Cloud, in my view, offers the chance to do things differently not just cheaply. It offers the chance for new forms of organisation to challenge existing businesses. In particular it offers the chance for businesses to collaborate in new ways. SalesForce for example allow their users to open up specific parts of their SalesForce offering to business partners simply and easily allowing closer collaboration (something which would have required massive EDI investment a few years ago). Who knows what new forms of business this technical facility, and business executive desire will open up…  One might imagine “clouds” of nimble agile small enterprises collaborating using Cloud systems to take on the big corporates. Such businesses nimbleness and close integration of systems (through the cloud) might be a potent mix.

Hybrid Clouds – Inside and Outside

I want to argue that our current categorisation of “Public and Private” cloud is inappropriate. Instead I want to propose a categorisation of “Inside and Outside” cloud.

Public and Private clouds imply a strict boundary between the organisation and the internet. The organisation is hidden behind a private firewall, while the outside is public.

But in reality everything sits within the cloud – including the enterprise. Using the cloud is not either-or but can be a hybrid. For example I met this week with Peter Cowley, ex MD of New Media at Endermol (makers of TV shows such a “Big Brother”). He pointed out that Endermol for some projects would  ship everything possible to the cloud (video, pictures, pages), but where personal information or critical information was used, the cloud services would hook back to an internal server. This internal server would be basic – supplying only simple HTML pages on the data, but would be integrated into the complex Cloud offering seamlessly. My Hybrid cloud is neither public nor private – it is a mix between inside and outside.

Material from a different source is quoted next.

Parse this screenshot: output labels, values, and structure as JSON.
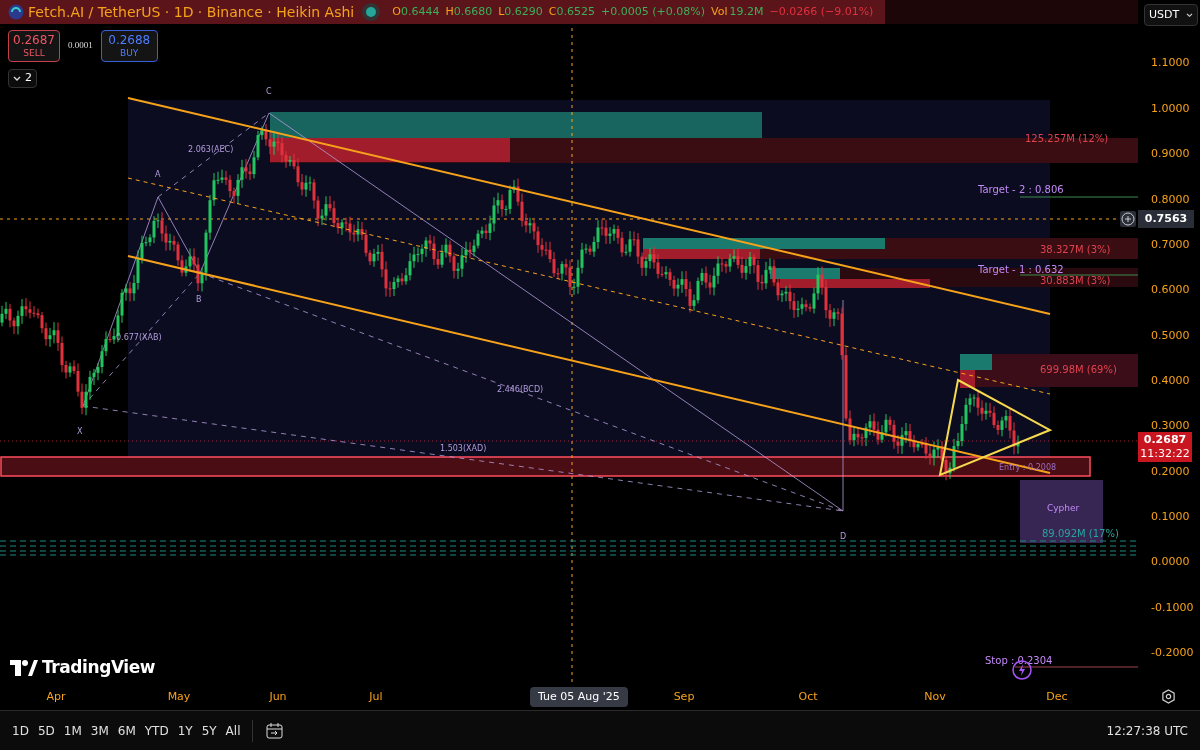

Similarly by thinking about “private clouds” internally – for internal users – we are focusing too heavily on the boundary of the enterprise. This limits options – for example allowing an outside supplier to capitalise on the “Inside Cloud” to offer new services to staff or outside customers.  For example in Telecos the internal fabric of the business (the network) might allow outside companies to run applications on it as a platform. For example an innovative ConferenceCall system – hosted within the Telcos “Inside Cloud” might be offered to the public  –  not exactly public, but neither private.

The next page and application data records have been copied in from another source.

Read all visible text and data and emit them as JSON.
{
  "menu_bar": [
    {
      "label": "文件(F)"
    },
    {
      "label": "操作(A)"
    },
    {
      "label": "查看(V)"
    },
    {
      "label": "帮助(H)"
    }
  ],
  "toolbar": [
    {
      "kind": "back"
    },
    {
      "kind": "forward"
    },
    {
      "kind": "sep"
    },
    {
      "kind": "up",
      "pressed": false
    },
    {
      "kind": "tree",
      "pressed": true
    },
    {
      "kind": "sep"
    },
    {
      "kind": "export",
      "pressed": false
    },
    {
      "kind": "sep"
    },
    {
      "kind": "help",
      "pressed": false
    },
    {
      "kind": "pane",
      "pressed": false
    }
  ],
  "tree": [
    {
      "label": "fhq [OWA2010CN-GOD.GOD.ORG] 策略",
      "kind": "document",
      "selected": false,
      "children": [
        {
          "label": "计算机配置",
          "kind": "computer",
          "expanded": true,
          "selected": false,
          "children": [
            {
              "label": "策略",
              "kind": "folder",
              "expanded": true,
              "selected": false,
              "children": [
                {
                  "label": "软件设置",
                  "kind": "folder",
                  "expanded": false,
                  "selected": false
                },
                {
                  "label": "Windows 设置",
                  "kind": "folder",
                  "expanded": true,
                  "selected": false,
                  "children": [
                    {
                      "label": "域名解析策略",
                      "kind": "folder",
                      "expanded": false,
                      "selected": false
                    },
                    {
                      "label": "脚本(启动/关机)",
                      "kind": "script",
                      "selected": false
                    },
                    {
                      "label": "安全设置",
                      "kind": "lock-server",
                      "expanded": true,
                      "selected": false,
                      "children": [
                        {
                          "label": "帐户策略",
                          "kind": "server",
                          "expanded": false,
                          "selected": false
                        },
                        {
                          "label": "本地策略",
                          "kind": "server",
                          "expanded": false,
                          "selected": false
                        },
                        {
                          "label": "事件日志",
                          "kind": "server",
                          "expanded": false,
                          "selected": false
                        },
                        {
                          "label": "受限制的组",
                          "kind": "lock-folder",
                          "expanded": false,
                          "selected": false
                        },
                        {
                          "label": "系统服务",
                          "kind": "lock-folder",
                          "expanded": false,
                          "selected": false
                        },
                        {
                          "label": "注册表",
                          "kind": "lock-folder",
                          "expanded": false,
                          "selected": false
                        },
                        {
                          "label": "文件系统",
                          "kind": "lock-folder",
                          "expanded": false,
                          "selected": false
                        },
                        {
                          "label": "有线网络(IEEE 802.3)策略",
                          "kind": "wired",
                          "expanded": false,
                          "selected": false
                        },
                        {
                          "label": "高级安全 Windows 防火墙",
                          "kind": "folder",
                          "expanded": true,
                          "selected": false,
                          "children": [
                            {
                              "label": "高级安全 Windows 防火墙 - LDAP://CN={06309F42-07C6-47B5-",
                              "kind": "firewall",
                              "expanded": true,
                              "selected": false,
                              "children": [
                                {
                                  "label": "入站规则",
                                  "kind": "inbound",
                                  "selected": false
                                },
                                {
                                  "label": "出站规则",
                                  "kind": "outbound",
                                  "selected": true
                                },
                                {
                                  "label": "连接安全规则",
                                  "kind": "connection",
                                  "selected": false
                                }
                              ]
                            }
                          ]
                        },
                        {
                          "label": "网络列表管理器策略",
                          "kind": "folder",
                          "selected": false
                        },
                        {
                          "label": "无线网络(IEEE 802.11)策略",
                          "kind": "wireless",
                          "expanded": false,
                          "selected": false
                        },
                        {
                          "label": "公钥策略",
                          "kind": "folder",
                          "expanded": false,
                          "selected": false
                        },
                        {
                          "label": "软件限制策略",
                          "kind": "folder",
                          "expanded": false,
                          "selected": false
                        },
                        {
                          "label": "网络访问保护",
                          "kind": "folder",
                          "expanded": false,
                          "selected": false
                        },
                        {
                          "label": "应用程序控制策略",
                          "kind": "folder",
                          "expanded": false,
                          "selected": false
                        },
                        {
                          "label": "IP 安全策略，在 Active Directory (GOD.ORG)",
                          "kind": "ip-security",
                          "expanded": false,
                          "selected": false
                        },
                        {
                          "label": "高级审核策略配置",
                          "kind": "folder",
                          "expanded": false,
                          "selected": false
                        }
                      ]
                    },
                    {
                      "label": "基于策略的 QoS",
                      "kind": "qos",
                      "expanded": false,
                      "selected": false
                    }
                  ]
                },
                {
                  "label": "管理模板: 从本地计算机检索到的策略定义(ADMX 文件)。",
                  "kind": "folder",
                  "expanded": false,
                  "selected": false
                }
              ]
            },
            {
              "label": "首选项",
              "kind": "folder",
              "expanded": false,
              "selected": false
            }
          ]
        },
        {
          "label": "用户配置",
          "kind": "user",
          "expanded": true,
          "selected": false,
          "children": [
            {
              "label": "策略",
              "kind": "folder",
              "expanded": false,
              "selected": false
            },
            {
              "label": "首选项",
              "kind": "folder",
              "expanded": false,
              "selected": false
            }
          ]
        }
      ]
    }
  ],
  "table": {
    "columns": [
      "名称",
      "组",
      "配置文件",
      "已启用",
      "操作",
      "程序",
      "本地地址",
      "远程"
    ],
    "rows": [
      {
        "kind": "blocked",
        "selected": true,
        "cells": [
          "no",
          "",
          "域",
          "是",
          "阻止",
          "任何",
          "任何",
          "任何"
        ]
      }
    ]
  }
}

(see Creeger,M (2010) “CTO Roundtable: Cloud Computing” , Communications of the ACM, 52(8) p 50-56 for more details on the Telecoms case study).